Another participant in the program is Roberto Augustini, who will be senior next year at MAST. His passion is the research and development of sustainable mental health.
“We are all under as much stress as students in a high-intensity school. It is important to learn the tools to help understand and control our emotions, ”said Augustini, president of the Interact club at MAST.
His project associated him with HahnX, an organization created to have a positive impact on the world’s greatest challenges, as defined by the United Nations Sustainable Development Goals for 2030.
“By learning not to be stressed and to control your thoughts, you can become an effective leader,” said Augustini, who said he planned to major in chemistry after high school and then go to college. medicine.
Reyna and Augustini were already involved in the Green Champions Club at MAST, another YLC partner, which encourages students to be active in environmental initiatives.
The village funds YLC through the Key Biscayne Community Foundation. Students earn community service hours and certificates for attending classes. The initiative’s website, Youthleadkb.org, provides information and a platform to promote each young person’s project.
Youth Lead Change was founded in 2019 by Pat Woodson, Executive Coach, Former KB Village Council Member, Village Parks and Open Space Council Chair, and Serial Entrepreneur.
As an incubator for youth leadership, YLC’s goal is to empower young people to become agents of positive change who “think globally and act locally”.
YLC is available to all high school students attending MAST or residing in Key Biscayne.
“I had a great team that supported me when I started this program, with Mark Brown, author and Outward Bound professional leadership instructor, and Eduardo Balerezo, professor at the Watson Institute for Social Entrepreneurship, at the University. Lynn, ”Woodson said.
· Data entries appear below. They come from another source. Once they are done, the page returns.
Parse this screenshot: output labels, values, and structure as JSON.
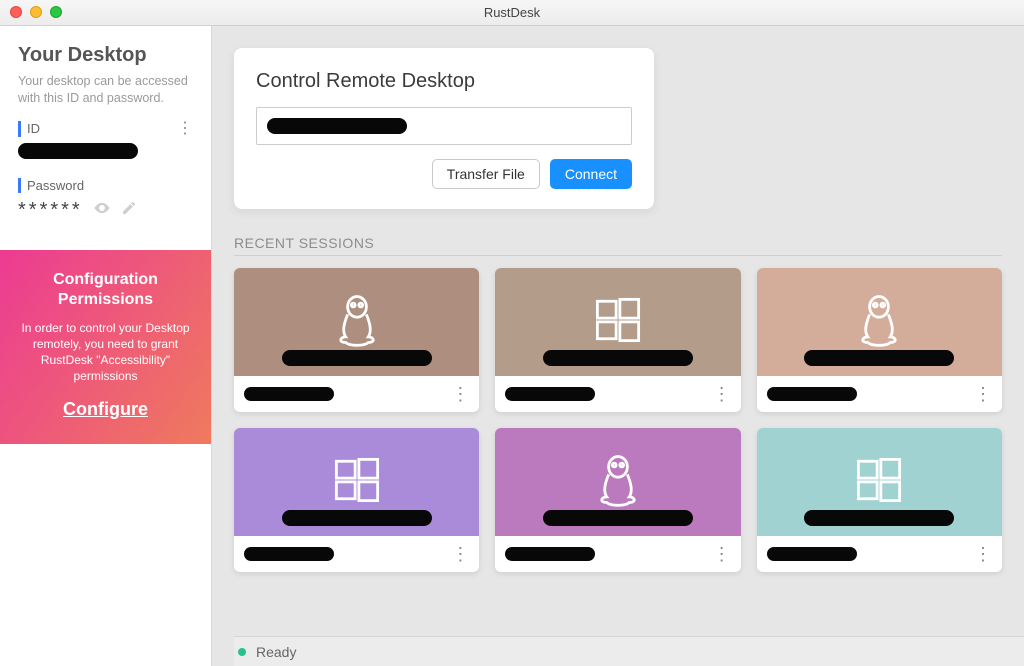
{
  "window": {
    "title": "RustDesk"
  },
  "sidebar": {
    "heading": "Your Desktop",
    "description": "Your desktop can be accessed with this ID and password.",
    "id_label": "ID",
    "id_value_redacted": true,
    "password_label": "Password",
    "password_mask": "******",
    "icons": {
      "more": "more-vert-icon",
      "eye": "eye-icon",
      "edit": "pencil-icon"
    }
  },
  "promo": {
    "title": "Configuration Permissions",
    "body": "In order to control your Desktop remotely, you need to grant RustDesk \"Accessibility\" permissions",
    "cta": "Configure"
  },
  "control": {
    "title": "Control Remote Desktop",
    "input_placeholder": "",
    "input_value_redacted": true,
    "transfer_label": "Transfer File",
    "connect_label": "Connect"
  },
  "recent": {
    "heading": "RECENT SESSIONS",
    "tiles": [
      {
        "os": "linux",
        "color": "c-a",
        "name_redacted": true,
        "sub_redacted": true
      },
      {
        "os": "windows",
        "color": "c-b",
        "name_redacted": true,
        "sub_redacted": true
      },
      {
        "os": "linux",
        "color": "c-c",
        "name_redacted": true,
        "sub_redacted": true
      },
      {
        "os": "windows",
        "color": "c-d",
        "name_redacted": true,
        "sub_redacted": true
      },
      {
        "os": "linux",
        "color": "c-e",
        "name_redacted": true,
        "sub_redacted": true
      },
      {
        "os": "windows",
        "color": "c-f",
        "name_redacted": true,
        "sub_redacted": true
      }
    ]
  },
  "status": {
    "text": "Ready",
    "state": "online",
    "color": "#27c18b"
  }
}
“The Florida Outward Bound Advisory Board was instrumental in creating the vision for YLC as a way to activate young people for compassion in action,” she said. “Peace First has also done a great job helping us launch the program, offering inspiring young educators and intensive workshops in social entrepreneurship. “
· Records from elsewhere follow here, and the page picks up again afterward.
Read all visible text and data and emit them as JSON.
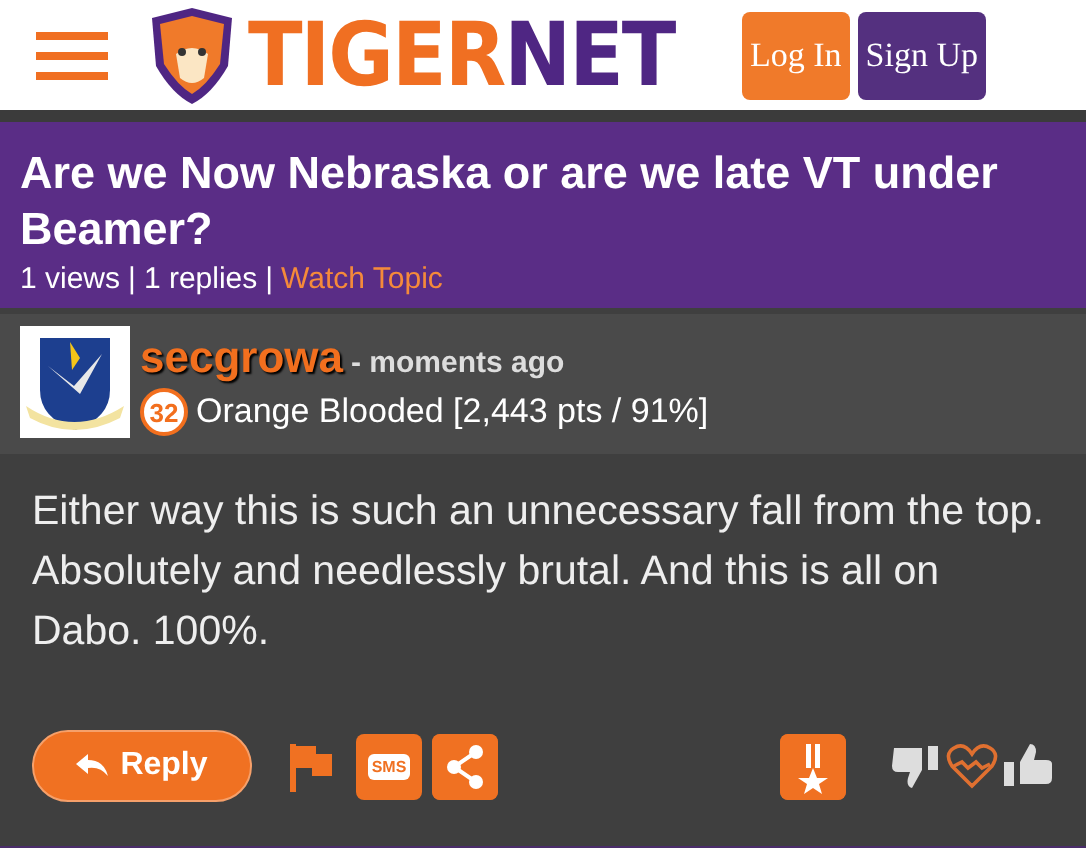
{
  "header": {
    "logo": {
      "first": "TIGER",
      "second": "NET"
    },
    "buttons": [
      {
        "label": "Log In",
        "kind": "login"
      },
      {
        "label": "Sign Up",
        "kind": "signup"
      }
    ]
  },
  "topic": {
    "title": "Are we Now Nebraska or are we late VT under Beamer?",
    "views": "1 views",
    "separator_1": "|",
    "replies": "1 replies",
    "separator_2": "|",
    "watch": "Watch Topic"
  },
  "post": {
    "author": "secgrowa",
    "time": "- moments ago",
    "rank_number": "32",
    "rank": "Orange Blooded [2,443 pts / 91%]",
    "body": "Either way this is such an unnecessary fall from the top. Absolutely and needlessly brutal. And this is all on Dabo. 100%.",
    "reply": "Reply",
    "sms": "SMS"
  }
}
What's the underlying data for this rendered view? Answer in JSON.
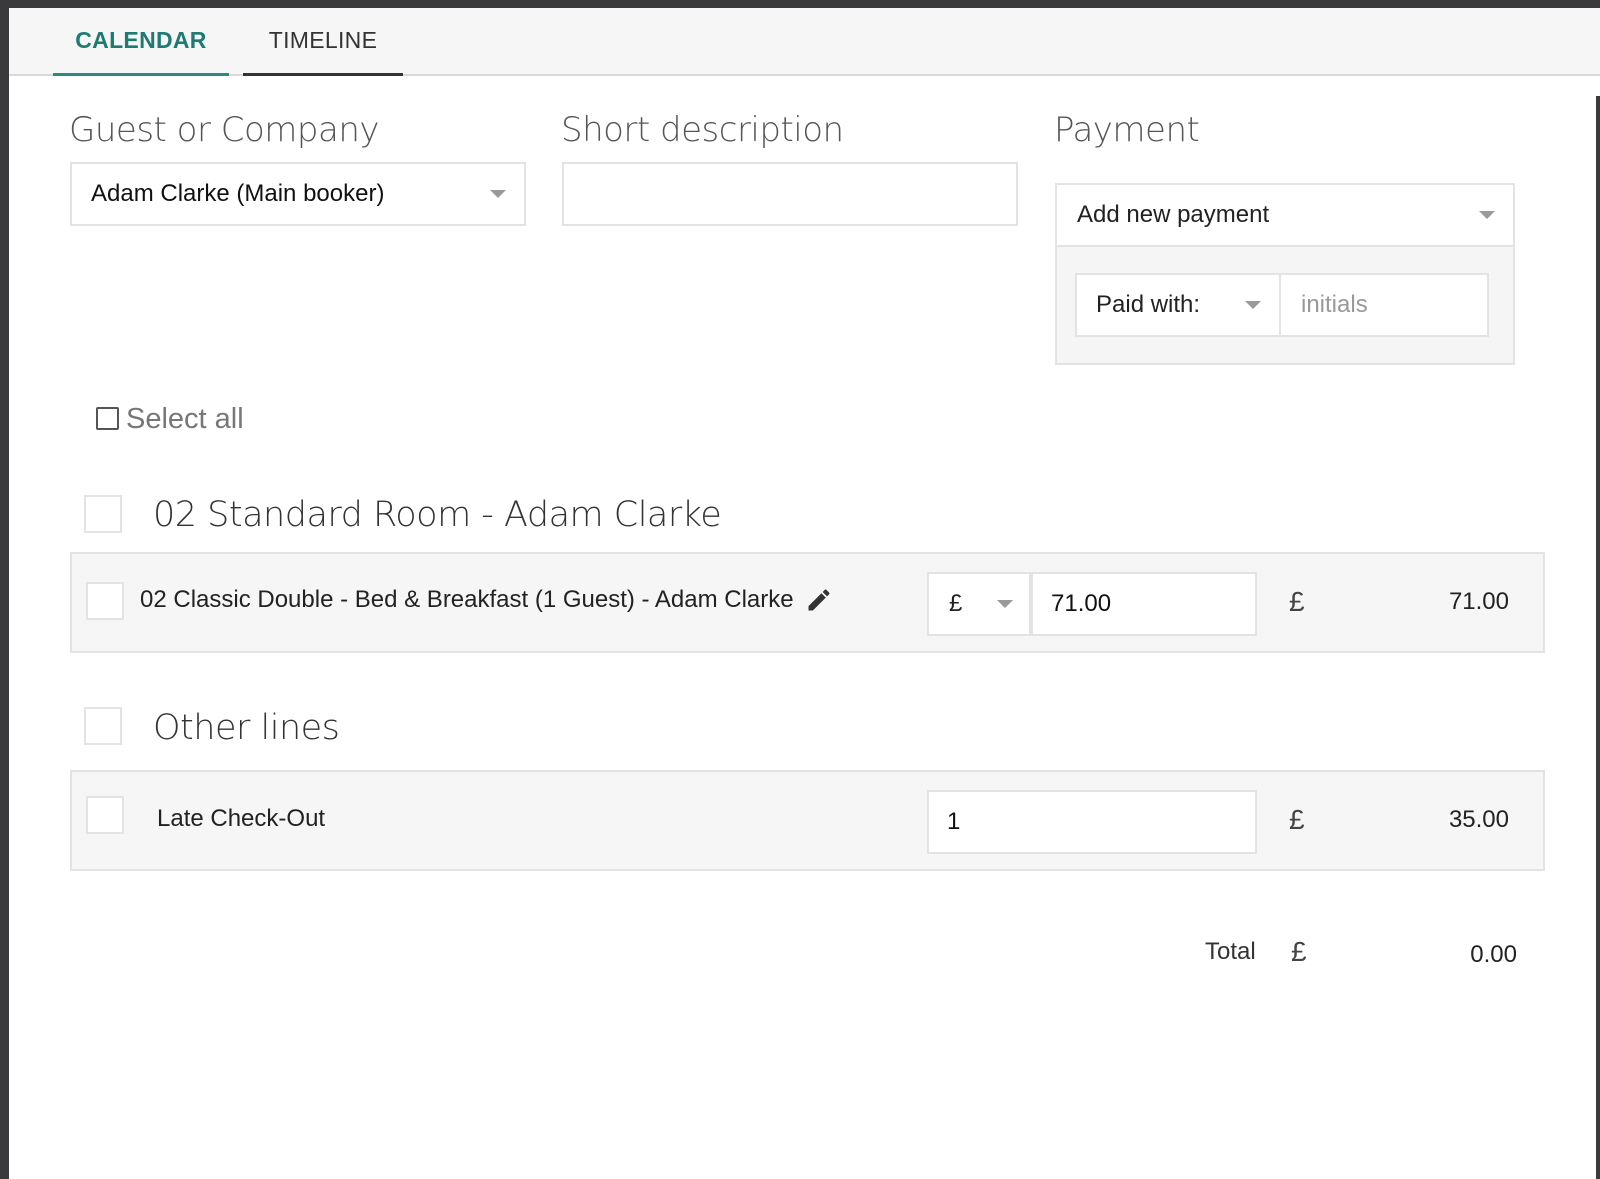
{
  "tabs": [
    {
      "label": "CALENDAR",
      "active": true
    },
    {
      "label": "TIMELINE",
      "active": false
    }
  ],
  "guest": {
    "label": "Guest or Company",
    "selected": "Adam Clarke (Main booker)"
  },
  "description": {
    "label": "Short description",
    "value": ""
  },
  "payment": {
    "label": "Payment",
    "selected": "Add new payment",
    "paid_with": "Paid with:",
    "initials_placeholder": "initials"
  },
  "select_all": {
    "label": "Select all"
  },
  "groups": [
    {
      "title": "02 Standard Room - Adam Clarke",
      "lines": [
        {
          "description": "02 Classic Double - Bed & Breakfast (1 Guest) - Adam Clarke",
          "currency": "£",
          "amount": "71.00",
          "total_currency": "£",
          "total": "71.00"
        }
      ]
    },
    {
      "title": "Other lines",
      "lines": [
        {
          "description": "Late Check-Out",
          "quantity": "1",
          "total_currency": "£",
          "total": "35.00"
        }
      ]
    }
  ],
  "summary": {
    "label": "Total",
    "currency": "£",
    "value": "0.00"
  },
  "colors": {
    "accent": "#1e7b72",
    "row_background": "#f6f6f6",
    "border": "#e3e3e3"
  },
  "icons": {
    "edit": "pencil-icon",
    "dropdown": "caret-down-icon"
  }
}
This year, YLC also co-created a pilot civic education course with Vote the Future, launching an Expeditionary Leadership Course and a Research Associate Summer Internship.
Interns are matched with high level mentors; including university professors, experts and doctors, including the village resilience director, Dr Roland Samimy, and environmental lawyer Julie Dick.
Youth Lead Change will continue to offer a variety of online courses, but also hope to meet at the Key Biscayne Community Center, where they have held workshops and in-person classes in the past.
“New for upcoming online courses this school year are ‘Youth Peace in Action’ in collaboration with Rotary International, and a ‘Citizen superpower’ series,” said Woodson.
“We are starting to prepare to bring the YLC program to Liberty City,” added Woodson. “We want to foster the success of student leaders in Liberty City and Overtown, helping them achieve the change they want to see in their communities and beyond. “
If you are a high school student interested in getting involved in this program, please visit them online here or contact Pat Woodson at [email protected]